[Excerpts from an interface dataset]
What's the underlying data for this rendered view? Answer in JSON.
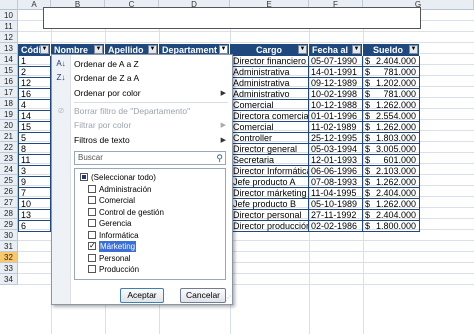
{
  "column_headers": [
    "A",
    "B",
    "C",
    "D",
    "E",
    "F",
    "G"
  ],
  "row_numbers": [
    "10",
    "11",
    "12",
    "13",
    "14",
    "15",
    "16",
    "17",
    "18",
    "19",
    "20",
    "21",
    "22",
    "23",
    "24",
    "25",
    "26",
    "27",
    "28",
    "29",
    "30",
    "31",
    "32",
    "33",
    "34"
  ],
  "selected_row": "32",
  "table": {
    "headers": [
      "Códi",
      "Nombre",
      "Apellido",
      "Departament",
      "Cargo",
      "Fecha al",
      "Sueldo"
    ],
    "codes": [
      "1",
      "2",
      "12",
      "16",
      "4",
      "14",
      "15",
      "5",
      "8",
      "11",
      "3",
      "9",
      "7",
      "10",
      "13",
      "6"
    ],
    "cargos": [
      "Director financiero",
      "Administrativa",
      "Administrativa",
      "Administrativo",
      "Comercial",
      "Directora comercial",
      "Comercial",
      "Controller",
      "Director general",
      "Secretaria",
      "Director Informática",
      "Jefe producto A",
      "Director márketing",
      "Jefe producto B",
      "Director personal",
      "Director producción"
    ],
    "fechas": [
      "05-07-1990",
      "14-01-1991",
      "09-12-1989",
      "10-02-1998",
      "10-12-1988",
      "01-01-1996",
      "11-02-1989",
      "25-12-1995",
      "05-03-1994",
      "12-01-1993",
      "06-06-1996",
      "07-08-1993",
      "11-04-1995",
      "05-10-1989",
      "27-11-1992",
      "02-02-1986"
    ],
    "currency": "$",
    "sueldos": [
      "2.404.000",
      "781.000",
      "1.202.000",
      "781.000",
      "1.262.000",
      "2.554.000",
      "1.262.000",
      "1.803.000",
      "3.005.000",
      "601.000",
      "2.103.000",
      "1.262.000",
      "2.404.000",
      "1.262.000",
      "2.404.000",
      "1.800.000"
    ]
  },
  "filter_menu": {
    "sort_asc": "Ordenar de A a Z",
    "sort_desc": "Ordenar de Z a A",
    "sort_color": "Ordenar por color",
    "clear_filter": "Borrar filtro de \"Departamento\"",
    "filter_color": "Filtrar por color",
    "text_filters": "Filtros de texto",
    "search_placeholder": "Buscar",
    "items": [
      {
        "label": "(Seleccionar todo)",
        "state": "partial"
      },
      {
        "label": "Administración",
        "state": "unchecked"
      },
      {
        "label": "Comercial",
        "state": "unchecked"
      },
      {
        "label": "Control de gestión",
        "state": "unchecked"
      },
      {
        "label": "Gerencia",
        "state": "unchecked"
      },
      {
        "label": "Informática",
        "state": "unchecked"
      },
      {
        "label": "Márketing",
        "state": "checked"
      },
      {
        "label": "Personal",
        "state": "unchecked"
      },
      {
        "label": "Producción",
        "state": "unchecked"
      }
    ],
    "ok_label": "Aceptar",
    "cancel_label": "Cancelar"
  }
}
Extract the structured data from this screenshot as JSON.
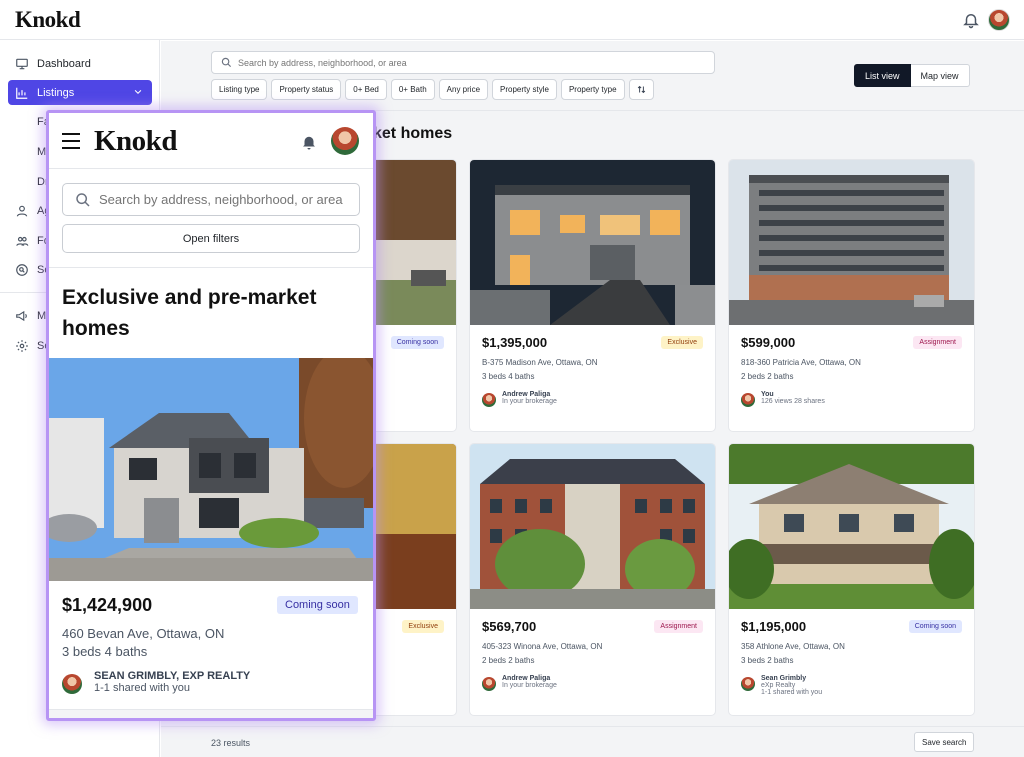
{
  "app": {
    "logo": "Knokd"
  },
  "sidebar": {
    "items": [
      {
        "label": "Dashboard"
      },
      {
        "label": "Listings"
      },
      {
        "label": "Fa"
      },
      {
        "label": "M"
      },
      {
        "label": "Dr"
      },
      {
        "label": "Ag"
      },
      {
        "label": "Fo"
      },
      {
        "label": "Se"
      },
      {
        "label": "M"
      },
      {
        "label": "Se"
      }
    ]
  },
  "search": {
    "placeholder": "Search by address, neighborhood, or area"
  },
  "filters": [
    "Listing type",
    "Property status",
    "0+ Bed",
    "0+ Bath",
    "Any price",
    "Property style",
    "Property type"
  ],
  "view": {
    "list": "List view",
    "map": "Map view"
  },
  "heading": "ket homes",
  "cards": [
    {
      "price": "",
      "badge": "Coming soon",
      "address": "",
      "beds": "",
      "agent": "",
      "agent_sub": ""
    },
    {
      "price": "$1,395,000",
      "badge": "Exclusive",
      "address": "B-375 Madison Ave, Ottawa, ON",
      "beds": "3 beds  4 baths",
      "agent": "Andrew Paliga",
      "agent_sub": "In your brokerage"
    },
    {
      "price": "$599,000",
      "badge": "Assignment",
      "address": "818-360 Patricia Ave, Ottawa, ON",
      "beds": "2 beds  2 baths",
      "agent": "You",
      "agent_sub": "126 views   28 shares"
    },
    {
      "price": "",
      "badge": "Exclusive",
      "address": "",
      "beds": "",
      "agent": "",
      "agent_sub": ""
    },
    {
      "price": "$569,700",
      "badge": "Assignment",
      "address": "405-323 Winona Ave, Ottawa, ON",
      "beds": "2 beds  2 baths",
      "agent": "Andrew Paliga",
      "agent_sub": "In your brokerage"
    },
    {
      "price": "$1,195,000",
      "badge": "Coming soon",
      "address": "358 Athlone Ave, Ottawa, ON",
      "beds": "3 beds  2 baths",
      "agent": "Sean Grimbly",
      "agent_sub": "eXp Realty",
      "agent_sub2": "1-1 shared with you"
    }
  ],
  "footer": {
    "results": "23 results",
    "save": "Save search"
  },
  "mobile": {
    "logo": "Knokd",
    "search_placeholder": "Search by address, neighborhood, or area",
    "open_filters": "Open filters",
    "title": "Exclusive and pre-market homes",
    "price": "$1,424,900",
    "badge": "Coming soon",
    "address": "460 Bevan Ave, Ottawa, ON",
    "beds": "3 beds  4 baths",
    "agent": "SEAN GRIMBLY, EXP REALTY",
    "agent_sub": "1-1 shared with you"
  },
  "colors": {
    "accent": "#4f46e5",
    "dark": "#111827",
    "highlight": "#b794f4"
  }
}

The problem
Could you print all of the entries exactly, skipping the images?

Task output
What's the underlying data for this rendered view? Answer in JSON.
{
  "column_headers": [
    "A",
    "B",
    "C",
    "D",
    "E",
    "F",
    "G"
  ],
  "row_numbers": [
    "10",
    "11",
    "12",
    "13",
    "14",
    "15",
    "16",
    "17",
    "18",
    "19",
    "20",
    "21",
    "22",
    "23",
    "24",
    "25",
    "26",
    "27",
    "28",
    "29",
    "30",
    "31",
    "32",
    "33",
    "34"
  ],
  "selected_row": "32",
  "table": {
    "headers": [
      "Códi",
      "Nombre",
      "Apellido",
      "Departament",
      "Cargo",
      "Fecha al",
      "Sueldo"
    ],
    "codes": [
      "1",
      "2",
      "12",
      "16",
      "4",
      "14",
      "15",
      "5",
      "8",
      "11",
      "3",
      "9",
      "7",
      "10",
      "13",
      "6"
    ],
    "cargos": [
      "Director financiero",
      "Administrativa",
      "Administrativa",
      "Administrativo",
      "Comercial",
      "Directora comercial",
      "Comercial",
      "Controller",
      "Director general",
      "Secretaria",
      "Director Informática",
      "Jefe producto A",
      "Director márketing",
      "Jefe producto B",
      "Director personal",
      "Director producción"
    ],
    "fechas": [
      "05-07-1990",
      "14-01-1991",
      "09-12-1989",
      "10-02-1998",
      "10-12-1988",
      "01-01-1996",
      "11-02-1989",
      "25-12-1995",
      "05-03-1994",
      "12-01-1993",
      "06-06-1996",
      "07-08-1993",
      "11-04-1995",
      "05-10-1989",
      "27-11-1992",
      "02-02-1986"
    ],
    "currency": "$",
    "sueldos": [
      "2.404.000",
      "781.000",
      "1.202.000",
      "781.000",
      "1.262.000",
      "2.554.000",
      "1.262.000",
      "1.803.000",
      "3.005.000",
      "601.000",
      "2.103.000",
      "1.262.000",
      "2.404.000",
      "1.262.000",
      "2.404.000",
      "1.800.000"
    ]
  },
  "filter_menu": {
    "sort_asc": "Ordenar de A a Z",
    "sort_desc": "Ordenar de Z a A",
    "sort_color": "Ordenar por color",
    "clear_filter": "Borrar filtro de \"Departamento\"",
    "filter_color": "Filtrar por color",
    "text_filters": "Filtros de texto",
    "search_placeholder": "Buscar",
    "items": [
      {
        "label": "(Seleccionar todo)",
        "state": "partial"
      },
      {
        "label": "Administración",
        "state": "unchecked"
      },
      {
        "label": "Comercial",
        "state": "unchecked"
      },
      {
        "label": "Control de gestión",
        "state": "unchecked"
      },
      {
        "label": "Gerencia",
        "state": "unchecked"
      },
      {
        "label": "Informática",
        "state": "unchecked"
      },
      {
        "label": "Márketing",
        "state": "checked"
      },
      {
        "label": "Personal",
        "state": "unchecked"
      },
      {
        "label": "Producción",
        "state": "unchecked"
      }
    ],
    "ok_label": "Aceptar",
    "cancel_label": "Cancelar"
  }
}
Extract the structured data from this screenshot as JSON.
{
  "app": {
    "logo": "Knokd"
  },
  "sidebar": {
    "items": [
      {
        "label": "Dashboard"
      },
      {
        "label": "Listings"
      },
      {
        "label": "Fa"
      },
      {
        "label": "M"
      },
      {
        "label": "Dr"
      },
      {
        "label": "Ag"
      },
      {
        "label": "Fo"
      },
      {
        "label": "Se"
      },
      {
        "label": "M"
      },
      {
        "label": "Se"
      }
    ]
  },
  "search": {
    "placeholder": "Search by address, neighborhood, or area"
  },
  "filters": [
    "Listing type",
    "Property status",
    "0+ Bed",
    "0+ Bath",
    "Any price",
    "Property style",
    "Property type"
  ],
  "view": {
    "list": "List view",
    "map": "Map view"
  },
  "heading": "ket homes",
  "cards": [
    {
      "price": "",
      "badge": "Coming soon",
      "address": "",
      "beds": "",
      "agent": "",
      "agent_sub": ""
    },
    {
      "price": "$1,395,000",
      "badge": "Exclusive",
      "address": "B-375 Madison Ave, Ottawa, ON",
      "beds": "3 beds  4 baths",
      "agent": "Andrew Paliga",
      "agent_sub": "In your brokerage"
    },
    {
      "price": "$599,000",
      "badge": "Assignment",
      "address": "818-360 Patricia Ave, Ottawa, ON",
      "beds": "2 beds  2 baths",
      "agent": "You",
      "agent_sub": "126 views   28 shares"
    },
    {
      "price": "",
      "badge": "Exclusive",
      "address": "",
      "beds": "",
      "agent": "",
      "agent_sub": ""
    },
    {
      "price": "$569,700",
      "badge": "Assignment",
      "address": "405-323 Winona Ave, Ottawa, ON",
      "beds": "2 beds  2 baths",
      "agent": "Andrew Paliga",
      "agent_sub": "In your brokerage"
    },
    {
      "price": "$1,195,000",
      "badge": "Coming soon",
      "address": "358 Athlone Ave, Ottawa, ON",
      "beds": "3 beds  2 baths",
      "agent": "Sean Grimbly",
      "agent_sub": "eXp Realty",
      "agent_sub2": "1-1 shared with you"
    }
  ],
  "footer": {
    "results": "23 results",
    "save": "Save search"
  },
  "mobile": {
    "logo": "Knokd",
    "search_placeholder": "Search by address, neighborhood, or area",
    "open_filters": "Open filters",
    "title": "Exclusive and pre-market homes",
    "price": "$1,424,900",
    "badge": "Coming soon",
    "address": "460 Bevan Ave, Ottawa, ON",
    "beds": "3 beds  4 baths",
    "agent": "SEAN GRIMBLY, EXP REALTY",
    "agent_sub": "1-1 shared with you"
  },
  "colors": {
    "accent": "#4f46e5",
    "dark": "#111827",
    "highlight": "#b794f4"
  }
}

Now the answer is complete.